** Exercise directions **
If a line in the records below contains the word "JSON", copy it out.

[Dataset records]
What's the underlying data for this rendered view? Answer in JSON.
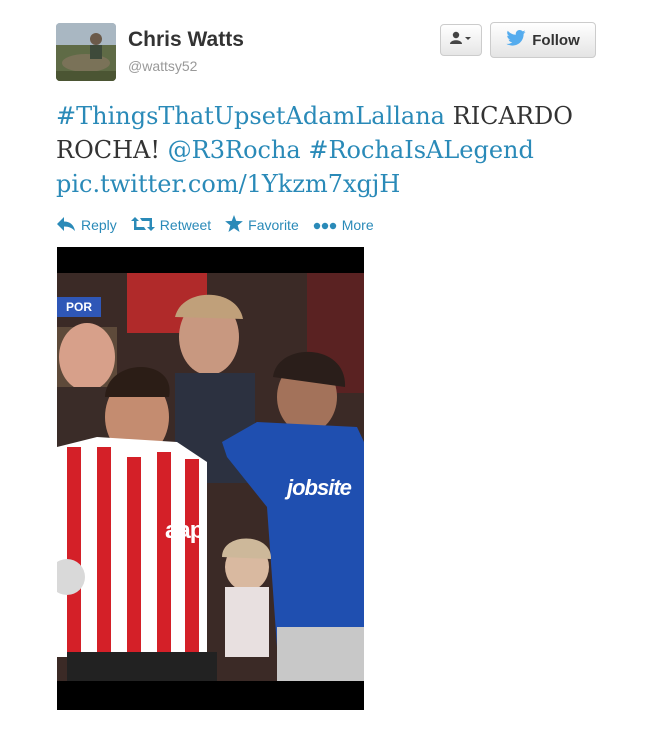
{
  "user": {
    "full_name": "Chris Watts",
    "username": "@wattsy52"
  },
  "buttons": {
    "follow_label": "Follow"
  },
  "tweet": {
    "hashtag1": "#ThingsThatUpsetAdamLallana",
    "plain_text": " RICARDO ROCHA! ",
    "mention": "@R3Rocha",
    "hashtag2": "#RochaIsALegend",
    "link": "pic.twitter.com/1Ykzm7xgjH"
  },
  "actions": {
    "reply": "Reply",
    "retweet": "Retweet",
    "favorite": "Favorite",
    "more": "More"
  },
  "photo": {
    "score_badge": "POR",
    "sponsor_left": "aap",
    "sponsor_right": "jobsite"
  },
  "colors": {
    "link": "#2a8ab8",
    "twitter_bird": "#55acee",
    "text": "#333333",
    "muted": "#999999"
  },
  "icons": {
    "avatar": "profile-photo",
    "user_dropdown": "user-silhouette-icon",
    "follow": "twitter-bird-icon",
    "reply": "reply-arrow-icon",
    "retweet": "retweet-icon",
    "favorite": "star-icon",
    "more": "ellipsis-icon"
  }
}
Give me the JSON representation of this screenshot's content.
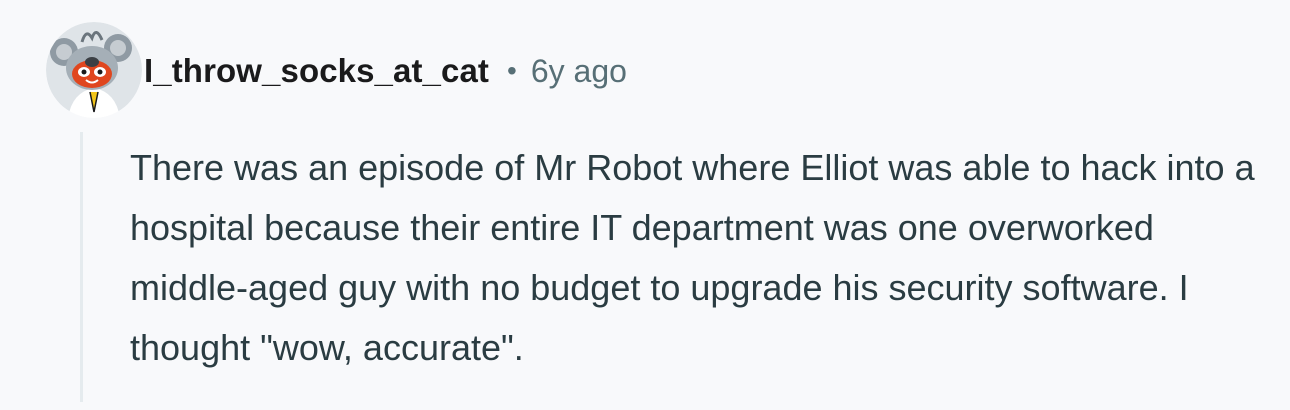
{
  "comment": {
    "author": "I_throw_socks_at_cat",
    "separator": "•",
    "age": "6y ago",
    "avatar_icon": "snoo-avatar-icon",
    "body": "There was an episode of Mr Robot where Elliot was able to hack into a hospital because their entire IT department was one overworked middle-aged guy with no budget to upgrade his security software. I thought \"wow, accurate\".",
    "colors": {
      "background": "#f8f9fb",
      "author": "#1a1a1b",
      "meta": "#576f76",
      "body": "#2a3c42",
      "thread_line": "#e5ebee"
    }
  }
}
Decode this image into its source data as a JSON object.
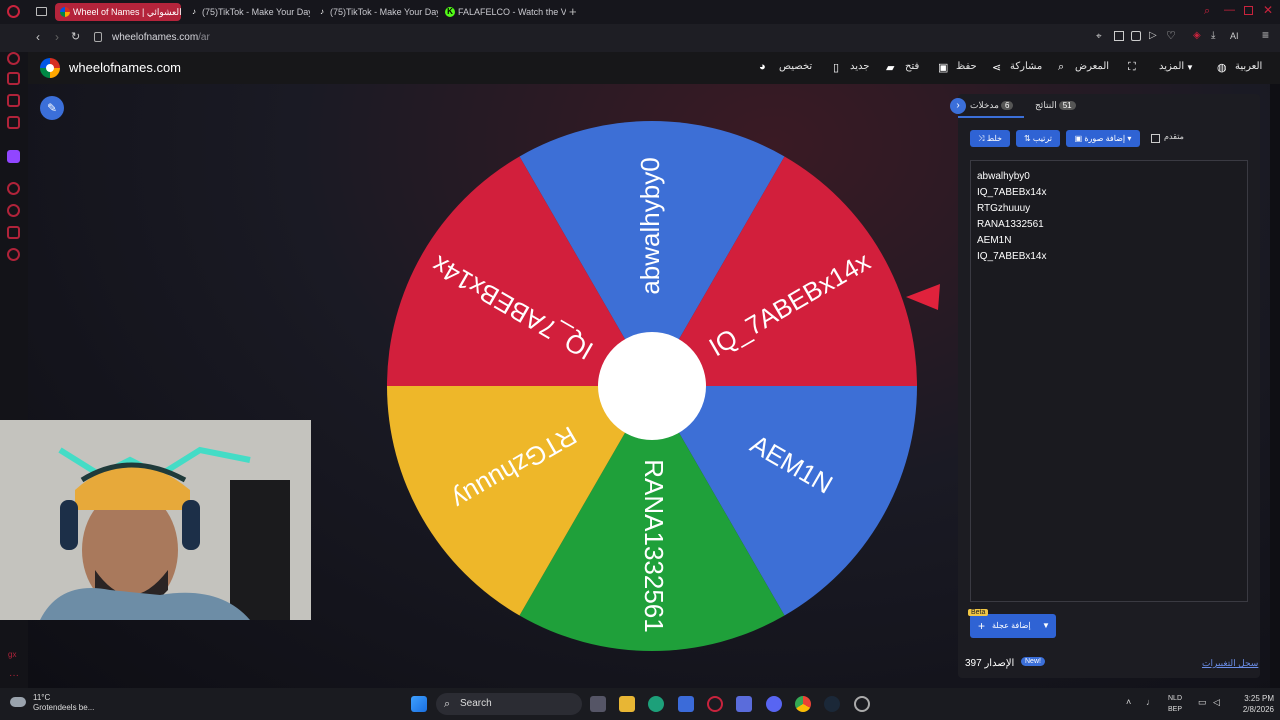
{
  "browser": {
    "tabs": [
      {
        "label": "Wheel of Names | عجلة العشوائي",
        "active": true
      },
      {
        "label": "(75)TikTok - Make Your Day",
        "active": false
      },
      {
        "label": "(75)TikTok - Make Your Day",
        "active": false
      },
      {
        "label": "FALAFELCO - Watch the V",
        "active": false
      }
    ],
    "url_host": "wheelofnames.com",
    "url_path": "/ar",
    "ai_label": "AI"
  },
  "site": {
    "title": "wheelofnames.com",
    "nav": {
      "customize": "تخصيص",
      "new": "جديد",
      "open": "فتح",
      "save": "حفظ",
      "share": "مشاركة",
      "gallery": "المعرض",
      "more": "المزيد",
      "language": "العربية"
    }
  },
  "wheel": {
    "segments": [
      {
        "label": "abwalhyby0",
        "color": "#3d6fd6"
      },
      {
        "label": "IQ_7ABEBx14x",
        "color": "#d21f3c"
      },
      {
        "label": "AEM1N",
        "color": "#3d6fd6"
      },
      {
        "label": "RANA1332561",
        "color": "#1fa03a"
      },
      {
        "label": "RTGzhuuuy",
        "color": "#eeb729"
      },
      {
        "label": "IQ_7ABEBx14x",
        "color": "#d21f3c"
      }
    ],
    "pointer_color": "#e0223c"
  },
  "panel": {
    "tab_entries": {
      "label": "مدخلات",
      "count": "6"
    },
    "tab_results": {
      "label": "النتائج",
      "count": "51"
    },
    "shuffle_label": "خلط",
    "sort_label": "ترتيب",
    "add_image_label": "إضافة صورة",
    "advanced_label": "متقدم",
    "entries": [
      "abwalhyby0",
      "IQ_7ABEBx14x",
      "RTGzhuuuy",
      "RANA1332561",
      "AEM1N",
      "IQ_7ABEBx14x"
    ],
    "beta_label": "Beta",
    "add_wheel_label": "إضافة عجلة",
    "version_label": "الإصدار 397",
    "new_label": "New!",
    "changelog_label": "سجل التغييرات"
  },
  "taskbar": {
    "weather_temp": "11°C",
    "weather_desc": "Grotendeels be...",
    "search_label": "Search",
    "lang_top": "NLD",
    "lang_bottom": "BEP",
    "time": "3:25 PM",
    "date": "2/8/2026"
  }
}
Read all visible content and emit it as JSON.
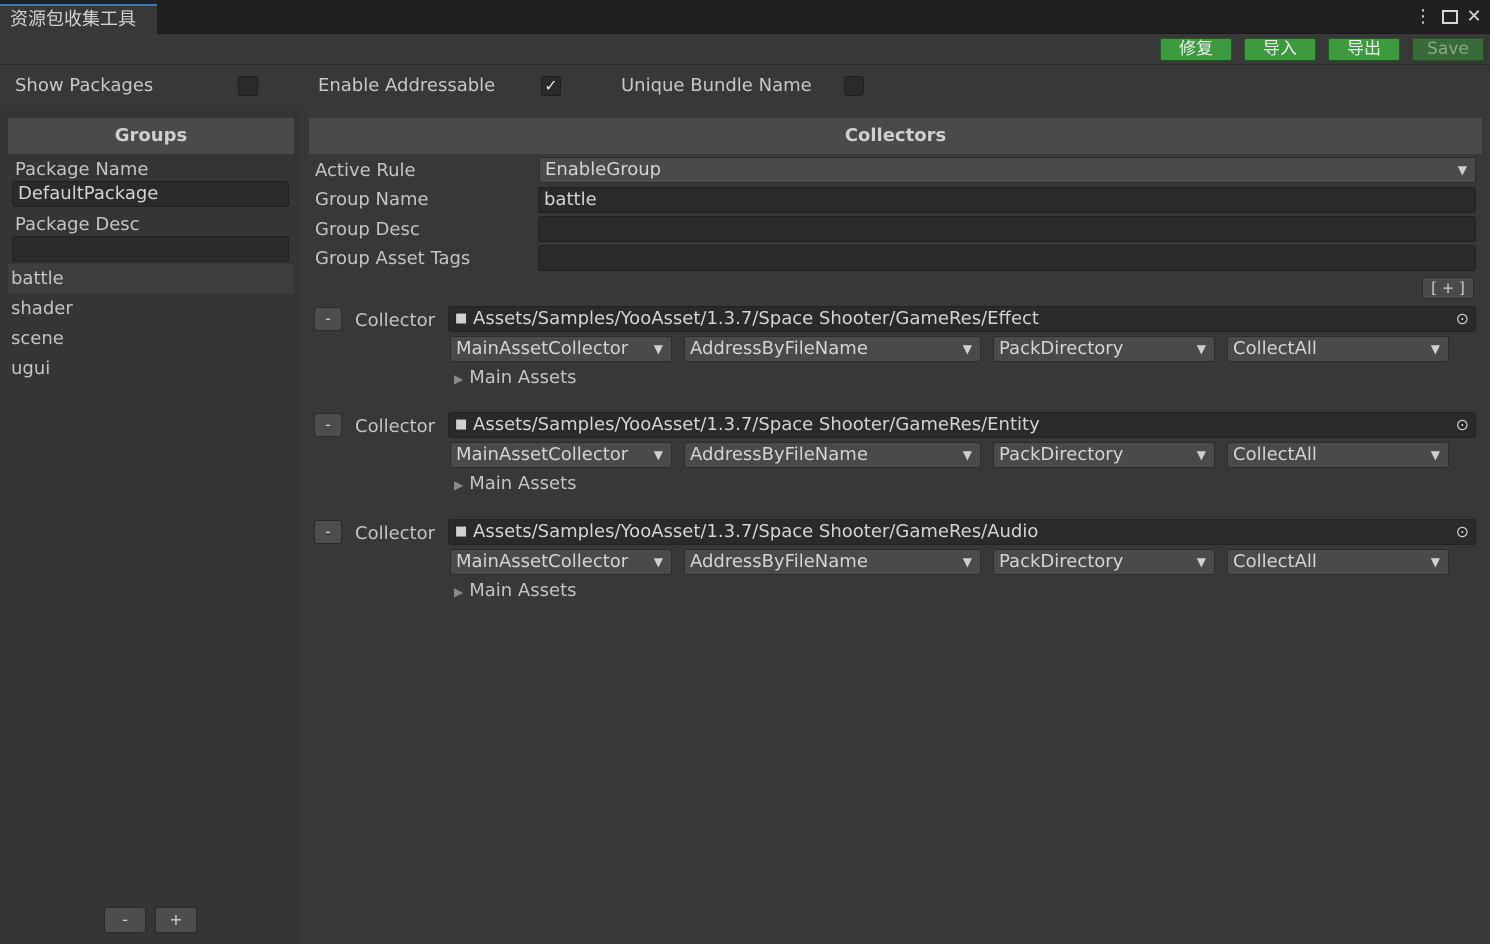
{
  "window": {
    "tab_title": "资源包收集工具",
    "menu_icon": "kebab-menu-icon",
    "maximize_icon": "maximize-icon",
    "close_icon": "close-icon"
  },
  "toolbar": {
    "fix_label": "修复",
    "import_label": "导入",
    "export_label": "导出",
    "save_label": "Save"
  },
  "options": {
    "show_packages_label": "Show Packages",
    "show_packages_checked": false,
    "enable_addressable_label": "Enable Addressable",
    "enable_addressable_checked": true,
    "unique_bundle_name_label": "Unique Bundle Name",
    "unique_bundle_name_checked": false,
    "check_mark": "✓"
  },
  "groups": {
    "header": "Groups",
    "package_name_label": "Package Name",
    "package_name_value": "DefaultPackage",
    "package_desc_label": "Package Desc",
    "package_desc_value": "",
    "items": [
      "battle",
      "shader",
      "scene",
      "ugui"
    ],
    "selected_index": 0,
    "remove_label": "-",
    "add_label": "+"
  },
  "collectors": {
    "header": "Collectors",
    "active_rule_label": "Active Rule",
    "active_rule_value": "EnableGroup",
    "group_name_label": "Group Name",
    "group_name_value": "battle",
    "group_desc_label": "Group Desc",
    "group_desc_value": "",
    "group_tags_label": "Group Asset Tags",
    "group_tags_value": "",
    "add_collector_label": "[ + ]",
    "remove_label": "-",
    "collector_label": "Collector",
    "main_assets_label": "Main Assets",
    "items": [
      {
        "path": "Assets/Samples/YooAsset/1.3.7/Space Shooter/GameRes/Effect",
        "collector_type": "MainAssetCollector",
        "address_rule": "AddressByFileName",
        "pack_rule": "PackDirectory",
        "filter_rule": "CollectAll"
      },
      {
        "path": "Assets/Samples/YooAsset/1.3.7/Space Shooter/GameRes/Entity",
        "collector_type": "MainAssetCollector",
        "address_rule": "AddressByFileName",
        "pack_rule": "PackDirectory",
        "filter_rule": "CollectAll"
      },
      {
        "path": "Assets/Samples/YooAsset/1.3.7/Space Shooter/GameRes/Audio",
        "collector_type": "MainAssetCollector",
        "address_rule": "AddressByFileName",
        "pack_rule": "PackDirectory",
        "filter_rule": "CollectAll"
      }
    ]
  },
  "colors": {
    "accent_green": "#3e9a3e",
    "tab_accent": "#3a79bb"
  }
}
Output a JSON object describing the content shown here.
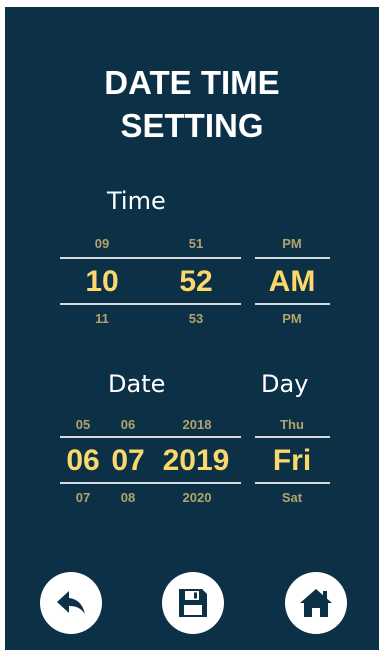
{
  "title": {
    "line1": "DATE TIME",
    "line2": "SETTING"
  },
  "time": {
    "label": "Time",
    "hour": {
      "prev": "09",
      "current": "10",
      "next": "11"
    },
    "minute": {
      "prev": "51",
      "current": "52",
      "next": "53"
    },
    "ampm": {
      "prev": "PM",
      "current": "AM",
      "next": "PM"
    }
  },
  "date": {
    "label": "Date",
    "day": {
      "prev": "05",
      "current": "06",
      "next": "07"
    },
    "month": {
      "prev": "06",
      "current": "07",
      "next": "08"
    },
    "year": {
      "prev": "2018",
      "current": "2019",
      "next": "2020"
    }
  },
  "weekday": {
    "label": "Day",
    "prev": "Thu",
    "current": "Fri",
    "next": "Sat"
  },
  "buttons": {
    "back_icon": "back-arrow-icon",
    "save_icon": "floppy-disk-icon",
    "home_icon": "home-icon"
  },
  "colors": {
    "background": "#0c3147",
    "selected_value": "#fbd86b",
    "adjacent_value": "#b1a36e",
    "text": "#ffffff"
  }
}
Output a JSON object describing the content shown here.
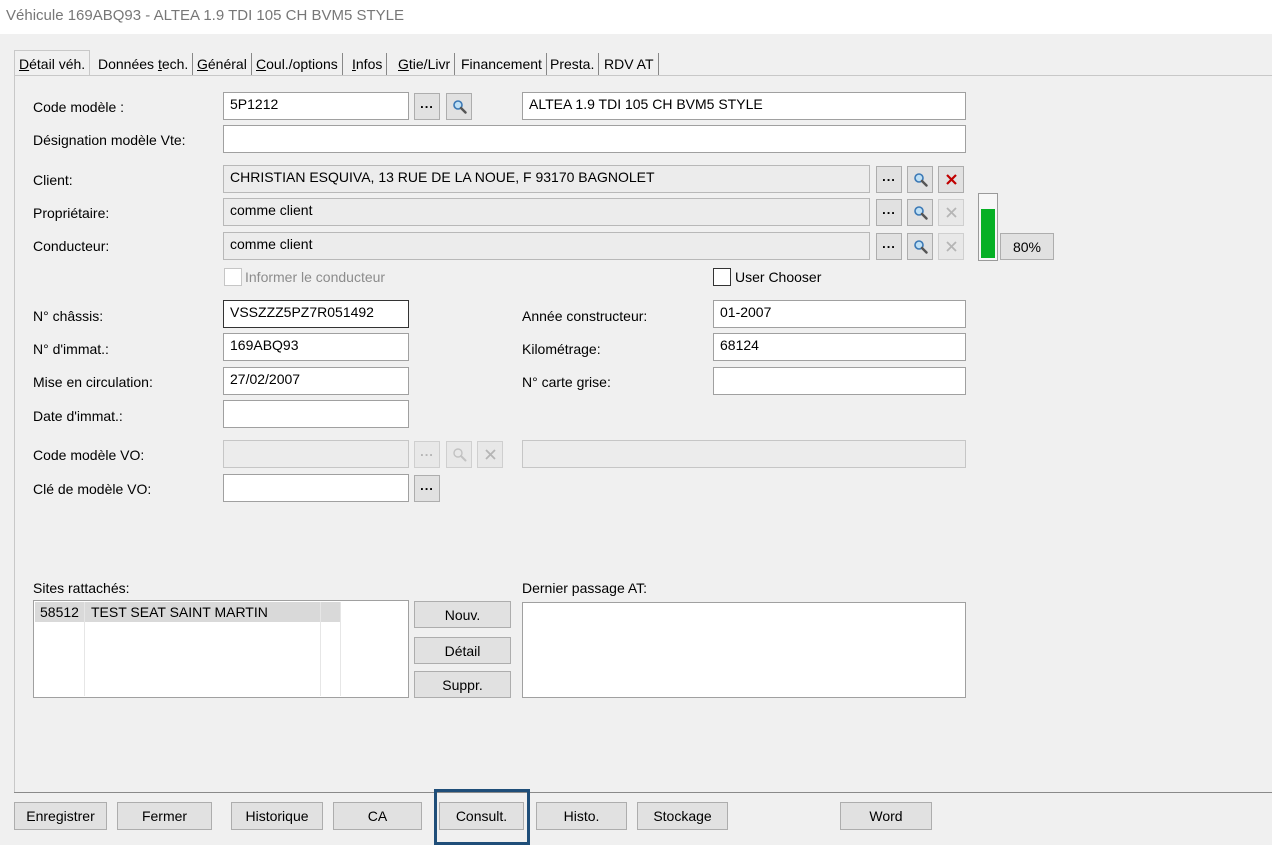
{
  "window": {
    "title": "Véhicule 169ABQ93 - ALTEA 1.9 TDI 105 CH BVM5 STYLE"
  },
  "tabs": [
    {
      "label": "Détail véh.",
      "active": true
    },
    {
      "label": "Données tech."
    },
    {
      "label": "Général"
    },
    {
      "label": "Coul./options"
    },
    {
      "label": "Infos"
    },
    {
      "label": "Gtie/Livr"
    },
    {
      "label": "Financement"
    },
    {
      "label": "Presta."
    },
    {
      "label": "RDV AT"
    }
  ],
  "form": {
    "code_modele": {
      "label": "Code modèle :",
      "value": "5P1212",
      "description": "ALTEA 1.9 TDI 105 CH BVM5 STYLE"
    },
    "designation_vte": {
      "label": "Désignation modèle Vte:",
      "value": ""
    },
    "client": {
      "label": "Client:",
      "value": "CHRISTIAN ESQUIVA, 13 RUE DE LA NOUE, F 93170 BAGNOLET"
    },
    "proprietaire": {
      "label": "Propriétaire:",
      "value": "comme client"
    },
    "conducteur": {
      "label": "Conducteur:",
      "value": "comme client"
    },
    "informer_conducteur": {
      "label": "Informer le conducteur",
      "checked": false,
      "enabled": false
    },
    "user_chooser": {
      "label": "User Chooser",
      "checked": false
    },
    "completion": {
      "value": 80,
      "label": "80%",
      "color": "#06b025"
    },
    "chassis": {
      "label": "N° châssis:",
      "value": "VSSZZZ5PZ7R051492"
    },
    "immat": {
      "label": "N° d'immat.:",
      "value": "169ABQ93"
    },
    "mise_circulation": {
      "label": "Mise en circulation:",
      "value": "27/02/2007"
    },
    "date_immat": {
      "label": "Date d'immat.:",
      "value": ""
    },
    "annee_constructeur": {
      "label": "Année constructeur:",
      "value": "01-2007"
    },
    "kilometrage": {
      "label": "Kilométrage:",
      "value": "68124"
    },
    "carte_grise": {
      "label": "N° carte grise:",
      "value": ""
    },
    "code_modele_vo": {
      "label": "Code modèle VO:",
      "value": "",
      "description": ""
    },
    "cle_modele_vo": {
      "label": "Clé de modèle VO:",
      "value": ""
    }
  },
  "sites": {
    "label": "Sites rattachés:",
    "rows": [
      {
        "code": "58512",
        "name": "TEST SEAT SAINT MARTIN"
      }
    ],
    "buttons": {
      "new": "Nouv.",
      "detail": "Détail",
      "delete": "Suppr."
    }
  },
  "dernier_passage": {
    "label": "Dernier passage AT:",
    "value": ""
  },
  "icons": {
    "browse": "ellipsis-icon",
    "search": "magnifier-icon",
    "clear": "x-icon"
  },
  "footer": {
    "buttons": [
      "Enregistrer",
      "Fermer",
      "Historique",
      "CA",
      "Consult.",
      "Histo.",
      "Stockage",
      "Word"
    ]
  },
  "colors": {
    "highlight": "#1f4e79",
    "clear_active": "#c00000"
  }
}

** Response for this exercise **
What's the underlying data for this rendered view? Answer in JSON.
Give me the JSON representation of this screenshot's content.
Decode this image into its source data as a JSON object.
Read all visible content and emit it as JSON.
Output a JSON object describing the content shown here.
Output a JSON object describing the content shown here.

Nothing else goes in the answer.